Megan Culhane Galbraith is a writer and visual artist. Her work was listed as Notable in Best American Essays 2017 and has been nominated for Pushcart Prizes. Her work is forthcoming or has been published in Tupelo Quarterly, About Place Journal, Redivider, Longreads, Hotel Amerika, Catapult, and Monkeybicycle, among others. Her hybrid memoir-in-essays, “The Guild of the Infant Saviour: An Adopted Child’s Memory Book,” is forthcoming from Mad Creek Books, Machete Series, in Spring 2021. She is the Associate Director at the Bennington Writing Seminars.
Rebecca Ellis lives in southern Illinois. Her poems can be found in Bellevue Literary Review, The American Journal of Poetry, Naugatuck River Review, Sugar Mule, Sweet, Prairie Schooner, Adanna, RHINO, and Crab Creek Review. She previously edited Cherry Pie Press, publishing poetry chapbooks by Midwestern women poets. She is a Master Naturalist through the University of Illinois Extension Service, interested in local waterfowl counts and in urban trees.

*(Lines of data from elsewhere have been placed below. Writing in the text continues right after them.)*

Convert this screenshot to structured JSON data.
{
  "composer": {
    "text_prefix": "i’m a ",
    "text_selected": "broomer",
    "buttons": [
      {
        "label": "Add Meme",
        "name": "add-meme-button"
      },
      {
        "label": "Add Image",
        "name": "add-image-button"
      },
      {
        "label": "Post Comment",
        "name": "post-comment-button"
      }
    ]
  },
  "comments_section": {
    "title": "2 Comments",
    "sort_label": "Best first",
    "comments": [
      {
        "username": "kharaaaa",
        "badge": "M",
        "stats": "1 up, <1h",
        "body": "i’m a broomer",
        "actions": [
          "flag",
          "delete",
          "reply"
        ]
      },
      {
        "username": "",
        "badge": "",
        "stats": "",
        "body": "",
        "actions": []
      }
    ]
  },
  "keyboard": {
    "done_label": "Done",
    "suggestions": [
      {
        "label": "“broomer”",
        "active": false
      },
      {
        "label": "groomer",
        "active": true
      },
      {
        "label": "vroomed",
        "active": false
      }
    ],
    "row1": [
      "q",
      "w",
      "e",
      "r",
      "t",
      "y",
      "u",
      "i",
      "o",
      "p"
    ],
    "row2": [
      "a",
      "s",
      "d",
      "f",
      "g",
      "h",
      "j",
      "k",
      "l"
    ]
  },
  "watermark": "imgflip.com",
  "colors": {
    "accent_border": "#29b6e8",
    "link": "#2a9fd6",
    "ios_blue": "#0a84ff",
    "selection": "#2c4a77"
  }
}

Carrie Albert is a multifaceted artist and poet who lives in Seattle. Her drawings, collage and poems are featured there at Four Corners Art. Her visual art and poems have been published and/or featured in many diverse journals, such as cahoodaloodaling, Grey Sparrow, Foliate Oak, Earth’s Daughters, Up the Staircase Quarterly, and Gargoyle. More of her work can be viewed at Penhead Press online, where she is a Poet-Artist in Residence.
James B. Wells is a Professor of Criminology and Criminal Justice in the School of Justice Studies at Eastern Kentucky University. He is on a quest to learn the truth about his father’s death, to attempt to find peace for him and his family, and to write about it. He is currently pursuing an MFA in Creative Writing at EKU’s Bluegrass Writing Studio. Recent essays from his in-progress memoir appear or are forthcoming in Collateral Journal, About Place Journal, Alternating Current Press, and Shift. His work has also recently been nominated for the Charter Oak Award for Best Historical.
Pam Uschuk has howled out six poetry collections, including CRAZY LOVE (American Book Award) and BLOOD FLOWER, 2015 Book List Notable Book. Translated into a dozen languages, her work appears in 300+ journals and anthologies. Her awards include New Millenium Poetry Prize, Best of the Web, Struga International Prize for a theme poem, Dorothy Daniels Writing Award (National League of American PEN Women). Editor of CUTTHROAT, A JOURNAL OF THE ARTS, Uschuk also edited the anthology, Truth To Power: Writers Respond To The Rhetoric Of Hate And Fear, 2017. Uschuk was named a Black Earth Institute Fellow for 2018–2021.
Jay Hansford C. Vest is Professor of American Indian Studies at the University of North Carolina at Pembroke. A Native American, he is an enrolled member of the federally recognized Monacan Indian Nation and he is also a direct descendant of 17th century Pamunkey leader Opechancanough, who arrested Captain John Smith as a murder suspect in 1607.
Reading Series: Practices of Hope journal issue
Mark your calendar: SEPTEMBER 11, 7pm ET:
We will be ending our series with an editor reading, with guests.
DJ Lee and Petra Kuppers will read from their respective books, both of which appeared in March 2020 just at the beginning of the pandemic. Jacqueline Johnson, incoming editor for About Place’s next issue, will host this last event as a way of handing over the baton. She will also read from her work.
We will have three additional guests: Orchid Tierney, C.S. Giscombe, and Ashley Lucas.